Clearing away a blanket of frozen leaves, yellowed grass and chocolate bar wrappers pinned in situ by an unbreakable frost, she had begun scraping at the soil with the trowel. An hour later, knees cold and damp, she had unearthed only a small patch. Sobbing she had run her fingers over the new soil in attempt to feel closer to Elijah. She had been surprised to find the ground felt…furry almost. She had moved her fingertips around the soil to discover that there was something growing there. Flooded with memories of her grandmother, the pair of them potting on seedlings in a chipped greenhouse, Anna was reminded of the delicate roots poking determinedly from the underside of many tiny pots; as a child she had been frightened by the urgent, hairy roots.
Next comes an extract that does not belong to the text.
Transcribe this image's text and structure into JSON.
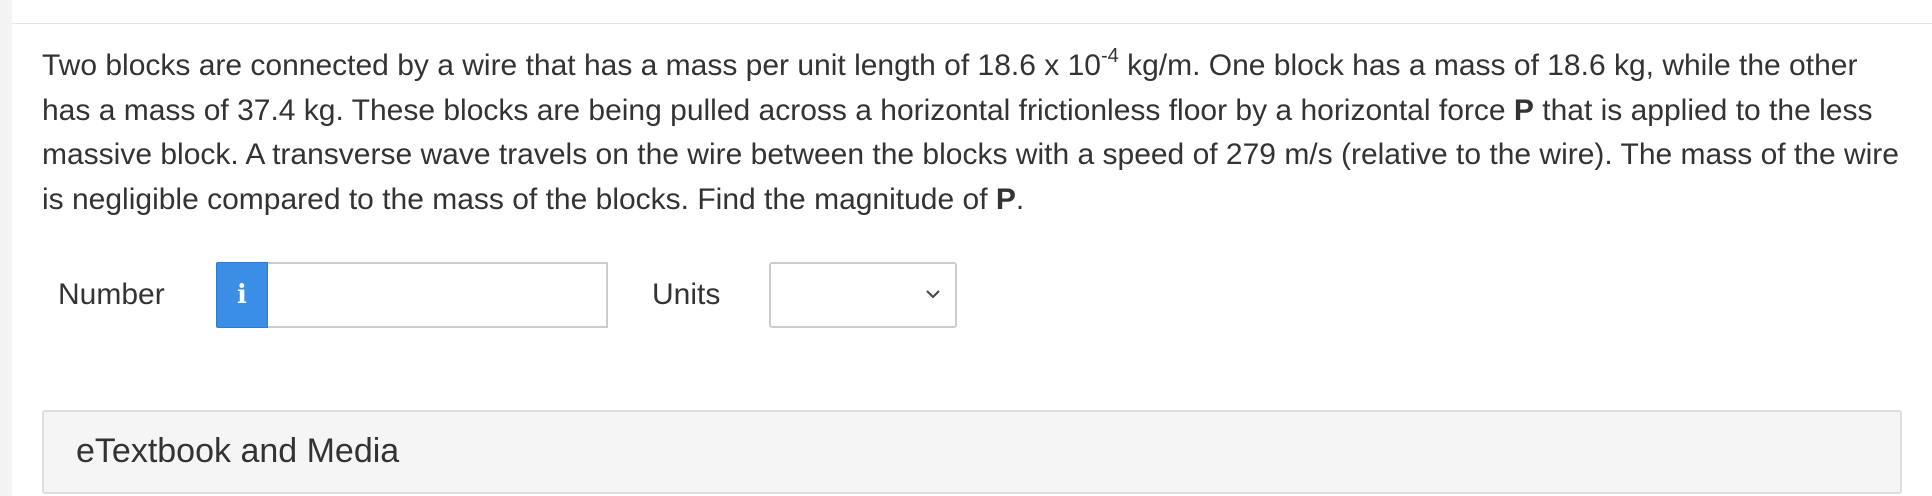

Returning a week later, the ground left softer by a spring rehearsal, she had found - to her murmured delight - that the patch she had exposed now thrived; unruly orange hair pushing up through the soil. Running her hand over the hair she found it was around a centimetre high, thickly spread; velvety to the touch. She had reached into her bag, fishing around aimlessly with her hand until she pulled out a small pair of nail scissors. Trimming the close orange hair became more difficult as her eyes collected tears like rainwater but by the time she stood up, she was able to leave the patch neat and tidy.
On the Sunday following Anna brought Elijah’s mother with her to the cemetery. Since losing her son Vivienne had found it difficult to spend time with Anna. Each time Anna called to see her Vivienne took a long time to answer the front door, opening it cautiously before offering a smile she no longer felt comfortable with; a mimeograph of her previous warmth. If they hugged it was done so carefully, as though the immediacy of an embrace might leave either of them like cracked china.
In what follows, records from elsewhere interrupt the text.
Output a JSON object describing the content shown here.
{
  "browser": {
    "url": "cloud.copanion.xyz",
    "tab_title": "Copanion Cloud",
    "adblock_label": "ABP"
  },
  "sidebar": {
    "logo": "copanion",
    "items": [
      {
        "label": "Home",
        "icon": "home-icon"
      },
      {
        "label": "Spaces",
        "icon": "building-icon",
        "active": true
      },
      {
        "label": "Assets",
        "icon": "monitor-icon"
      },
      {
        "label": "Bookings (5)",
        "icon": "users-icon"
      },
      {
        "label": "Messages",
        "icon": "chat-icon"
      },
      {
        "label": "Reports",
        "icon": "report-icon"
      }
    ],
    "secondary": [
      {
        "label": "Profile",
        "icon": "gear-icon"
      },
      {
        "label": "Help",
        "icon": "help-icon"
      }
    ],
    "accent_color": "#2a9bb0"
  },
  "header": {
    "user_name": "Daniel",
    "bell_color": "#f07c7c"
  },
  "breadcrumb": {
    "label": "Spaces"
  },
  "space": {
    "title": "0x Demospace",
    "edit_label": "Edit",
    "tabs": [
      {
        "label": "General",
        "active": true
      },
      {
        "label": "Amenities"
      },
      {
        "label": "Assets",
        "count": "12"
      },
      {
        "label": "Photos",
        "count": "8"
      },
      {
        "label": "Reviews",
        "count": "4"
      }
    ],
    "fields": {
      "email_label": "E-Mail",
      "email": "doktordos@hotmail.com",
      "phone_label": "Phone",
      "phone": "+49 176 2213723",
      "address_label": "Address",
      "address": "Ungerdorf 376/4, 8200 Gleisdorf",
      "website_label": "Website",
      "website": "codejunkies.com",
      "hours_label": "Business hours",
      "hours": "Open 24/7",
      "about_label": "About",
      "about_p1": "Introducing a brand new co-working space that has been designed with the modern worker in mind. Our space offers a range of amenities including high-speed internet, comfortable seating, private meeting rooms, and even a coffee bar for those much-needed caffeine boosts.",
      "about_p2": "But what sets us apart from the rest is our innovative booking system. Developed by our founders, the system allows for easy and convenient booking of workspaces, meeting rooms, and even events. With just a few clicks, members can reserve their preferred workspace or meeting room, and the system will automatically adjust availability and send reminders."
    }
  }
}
Kneeling slowly at the grave, Vivienne found she was unable to remember how words worked. She had not accepted Anna’s account of this unexpected renewal; these first tender shoots of spring. Yet, in front of her eyes a full beard grew from the ground, carpeting the soil and in the last week having begun to creep up the base of the headstone. Anna had settled beside Vivienne, taking her arm gently, silently. They were still crying when an elderly man in overalls explained gently that he needed to lock the cemetery gates.
Each Sunday, if you were to pass a late spring, early summer afternoon in this cemetery, you might catch sight of a family winding their way along narrow pathways that lead between neat rows of noiseless memories, raggle-taggle children wheeling their arms through the air chasing butterflies, bringing with them scissors; spending a little time clearing away rubbish from the grave, replacing the flowers, before settling in to trim the glorious, orange beard that now shrouds the entire headstone.